Organizational Change | Physical Activity Evaluation Measures

Organizational change measures for physical activity1-3

Physical activity, along with other health habits, require ongoing support from employers. New programs can be added over time and evaluated periodically for their effectiveness in establishing, maintaining, and increasing employee physical activity. For best results, recognition of the benefits of physical activity should become an inherent part of organizational change and corporate culture.

Measuring organization change is an assessment of company-initiated programs and policies that affect most employees regardless of their health status (e.g., establishing walking trails on the company campus). These efforts need to be integrated for greatest effectiveness and will require time for full implementation. Regular measures of employee attitudes and program success are key in determining whether new programs are effective or require further adaptation to prevent continuing investment in ineffective efforts.


  • Determine workplace barriers to employee’s engagement in physical activity
  • Assess current workplace physical activity programs
    • List current physical activity options for employees through worksite and identify number of employees (i.e., participation) using each option.

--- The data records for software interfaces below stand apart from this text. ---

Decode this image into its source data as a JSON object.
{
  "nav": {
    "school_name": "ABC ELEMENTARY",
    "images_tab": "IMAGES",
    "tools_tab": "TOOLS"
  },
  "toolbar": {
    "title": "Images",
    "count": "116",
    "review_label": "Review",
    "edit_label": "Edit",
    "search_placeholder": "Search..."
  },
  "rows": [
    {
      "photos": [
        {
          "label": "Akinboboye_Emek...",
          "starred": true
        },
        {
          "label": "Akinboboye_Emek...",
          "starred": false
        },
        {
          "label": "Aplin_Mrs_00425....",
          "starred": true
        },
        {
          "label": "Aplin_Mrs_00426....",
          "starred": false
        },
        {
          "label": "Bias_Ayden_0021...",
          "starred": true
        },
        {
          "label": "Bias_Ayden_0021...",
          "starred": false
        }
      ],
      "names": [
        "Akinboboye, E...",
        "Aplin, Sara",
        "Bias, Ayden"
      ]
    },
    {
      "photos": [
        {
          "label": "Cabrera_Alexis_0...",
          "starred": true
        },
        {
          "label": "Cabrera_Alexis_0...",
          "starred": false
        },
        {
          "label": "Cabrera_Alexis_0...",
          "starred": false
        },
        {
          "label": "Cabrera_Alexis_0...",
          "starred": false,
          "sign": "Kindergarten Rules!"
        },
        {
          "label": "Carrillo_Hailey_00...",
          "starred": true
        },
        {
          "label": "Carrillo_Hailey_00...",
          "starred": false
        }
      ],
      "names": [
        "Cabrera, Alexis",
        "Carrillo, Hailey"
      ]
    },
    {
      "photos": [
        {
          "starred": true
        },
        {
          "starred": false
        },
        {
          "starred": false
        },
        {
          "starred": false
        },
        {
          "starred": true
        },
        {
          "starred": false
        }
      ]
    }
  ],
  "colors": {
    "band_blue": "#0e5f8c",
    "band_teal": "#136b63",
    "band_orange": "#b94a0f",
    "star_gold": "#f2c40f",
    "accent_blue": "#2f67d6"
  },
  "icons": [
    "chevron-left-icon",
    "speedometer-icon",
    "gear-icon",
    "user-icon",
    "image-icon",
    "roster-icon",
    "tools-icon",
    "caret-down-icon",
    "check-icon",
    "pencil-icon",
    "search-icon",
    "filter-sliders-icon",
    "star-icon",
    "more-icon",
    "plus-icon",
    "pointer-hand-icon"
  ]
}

Examples:
      • Number of physical activity programs (e.g., education seminars, group physical activity classes), availability and use of physical activity facilities
      • Availability of educational materials on physical activity
      • Number of physical activity-related policies
      • Number of environmental strategies such as stairway signs, walking trails, and exercise rooms
    • Conduct baseline workplace walkablity audit
      • Number of partnerships with community resources for physical activity such as YMCAs or health clubs
    • Determine costs of current company physical activity programs such as:
      • Gym memberships
      • Capital investment in buildings, facilities, or campus
      • Staffing, equipment, and space
      • Maintenance of on-site fitness equipment or facilities
      • Incentives tied to physical activity programs
    • Conduct survey of employee satisfaction with current workplace supported physical activity options

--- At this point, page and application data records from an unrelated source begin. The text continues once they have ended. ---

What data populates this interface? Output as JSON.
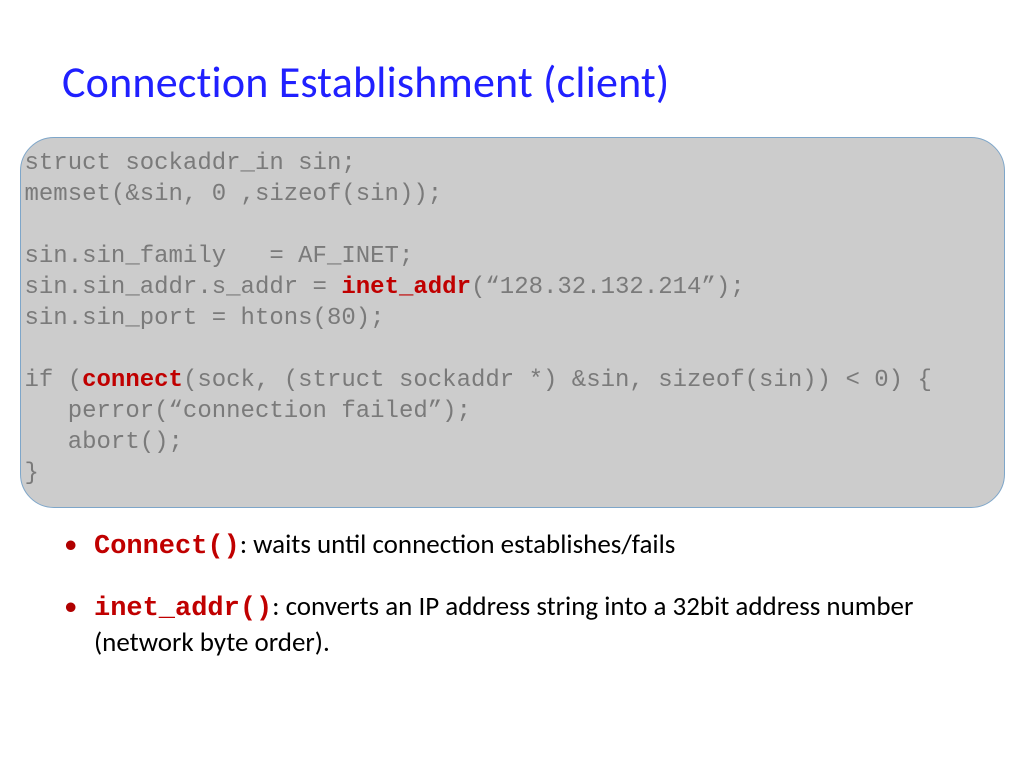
{
  "title": "Connection Establishment (client)",
  "code": {
    "l1": "struct sockaddr_in sin;",
    "l2": "memset(&sin, 0 ,sizeof(sin));",
    "l3": "",
    "l4": "sin.sin_family   = AF_INET;",
    "l5a": "sin.sin_addr.s_addr = ",
    "l5b": "inet_addr",
    "l5c": "(“128.32.132.214”);",
    "l6": "sin.sin_port = htons(80);",
    "l7": "",
    "l8a": "if (",
    "l8b": "connect",
    "l8c": "(sock, (struct sockaddr *) &sin, sizeof(sin)) < 0) {",
    "l9": "   perror(“connection failed”);",
    "l10": "   abort();",
    "l11": "}"
  },
  "bullets": {
    "b1fn": "Connect()",
    "b1text": ": waits until connection establishes/fails",
    "b2fn": "inet_addr()",
    "b2text": ": converts an IP address string into a 32bit address number (network byte order)."
  }
}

  • Reassess barriers to employee physical activity
  • Document steps taken and progress toward implementing each intervention selected
    • List numeric goals in each form of intervention within a designated time period (e.g., 12 months from startup):
      • Employee reach (e.g., number of educational pamphlets distributed)
      • Employee participation (e.g., number of desired participants in physical activity classes)
    • Describe timeline for implementation of each planned intervention (e.g., length of time and timing of tasks to develop, initiate, and conduct a mass campaign)
    • Create a baseline budget for new interventions including classes, instructors, classroom space, exercise equipment, gym fees, etc
    • Identify opportunities for new partnerships with community groups who provide physical activity programs (e.g., YMCA, local health department, local health club, etc.)
  • Reassess employee satisfaction regarding workplace supported physical activity programs

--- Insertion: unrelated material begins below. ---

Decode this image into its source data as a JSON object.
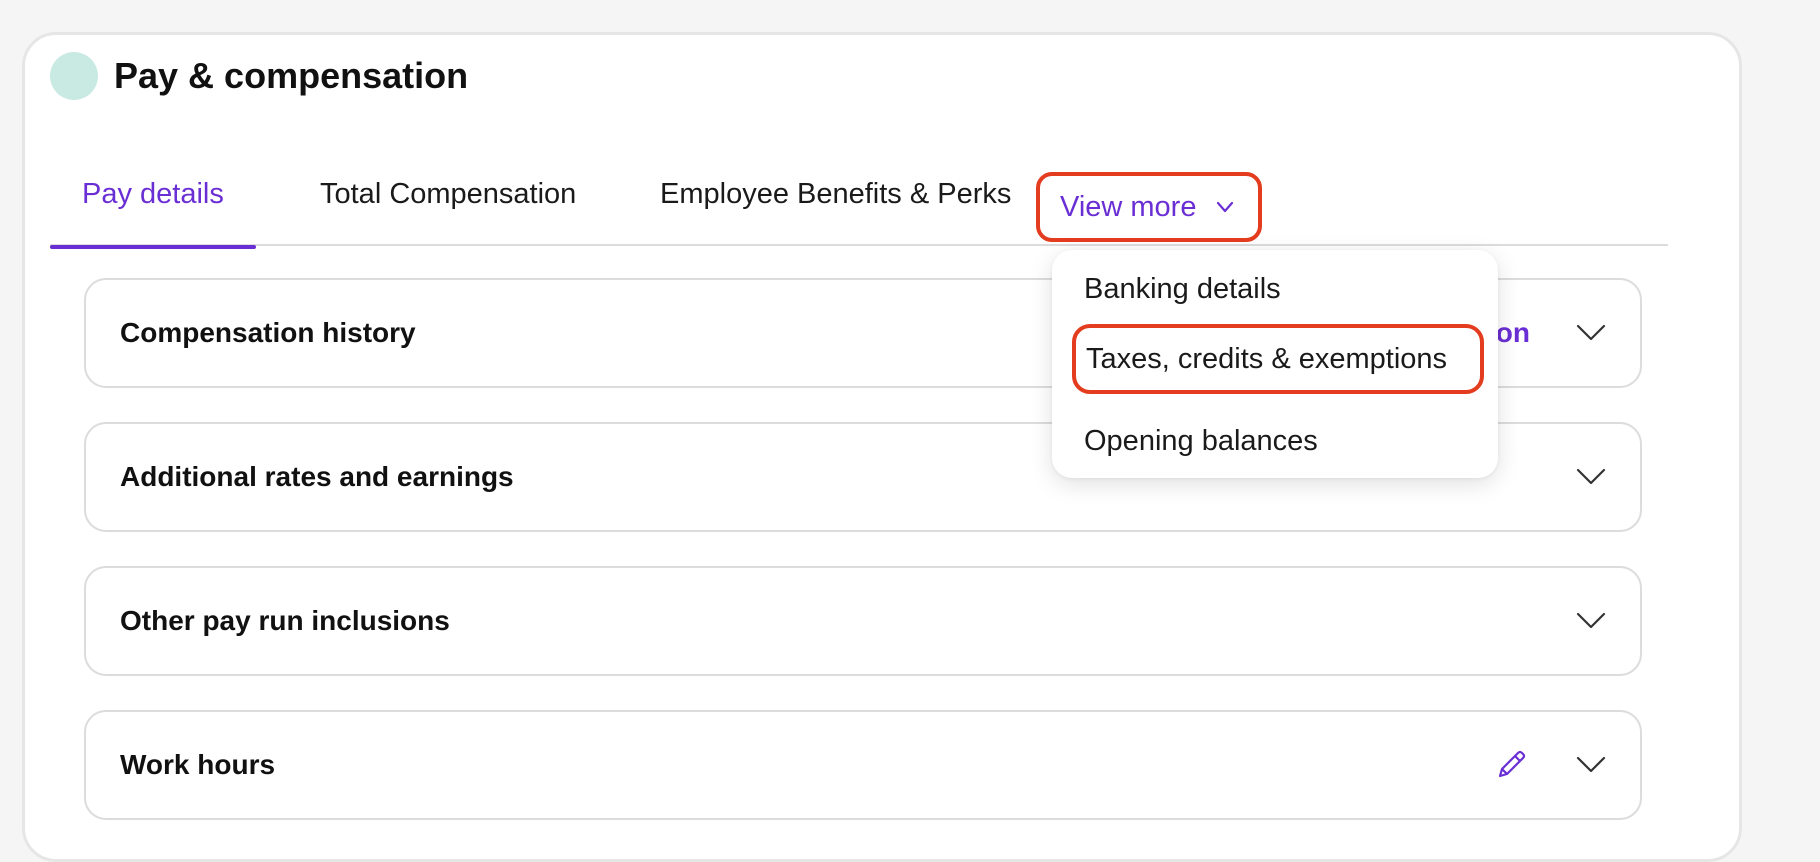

  • Measure reductions in the number and type of employee barriers in engaging in physical activity at the workplace
  • Assess changes in workplace physical activity programs
    • Measure changes in the number of physical activity options for employees through the worksite and changes in employee participation using each option before and after the physical activity program or campaign. Examples:
      • Number of new programs developed and offered to employees and participation in these programs
      • Number of new educational materials developed and made available to employees
      • Number of physical activity-related polices developed and implemented compared to baseline
      • Number and type of new environmental support changes made (e.g., number of multi-purpose rooms allocated to physical activity; walking trail or fitness facility built; changes in hours of operation in existing fitness facility)
    • Using the walkability audit tool, the number of walkability enhancements can be documented
      • Number of new partnerships with community groups created to enhance access and opportunity for employees to be physically active
    • Assess changes in program costs from baseline
      • New capital investments made (e.g., on-site fitness facilities)
      • Increases in staffing or equipment needs due to new program offerings
      • New incentives or changes in existing incentives based on employee participation
    • Assess changes in survey responses for employee satisfaction following implementation of a workplace supported physical activity program and compare with baseline

Depending on goal success, evaluate the need to adjust workplace programs.


1.  Centers for Disease Control and Prevention. Framework for program evaluation in public health. Morbidity and Mortality Weekly Report 1999;48(No. RR-11): 1-40.

3.  Goetzel RZ, Ozminkowski RJ. Program evaluation. In: O’Donnell MP, editor. Health promotion in the workplace, 3rd edition. Albany, NY: Delmar Thomson Learning; 2002. p 116-165.

3.  US Department of Health and Human Services. Physical activity evaluation handbook. Atlanta, GA: US Department of Health and Human Services, Centers for Disease Control and Prevention; 2002.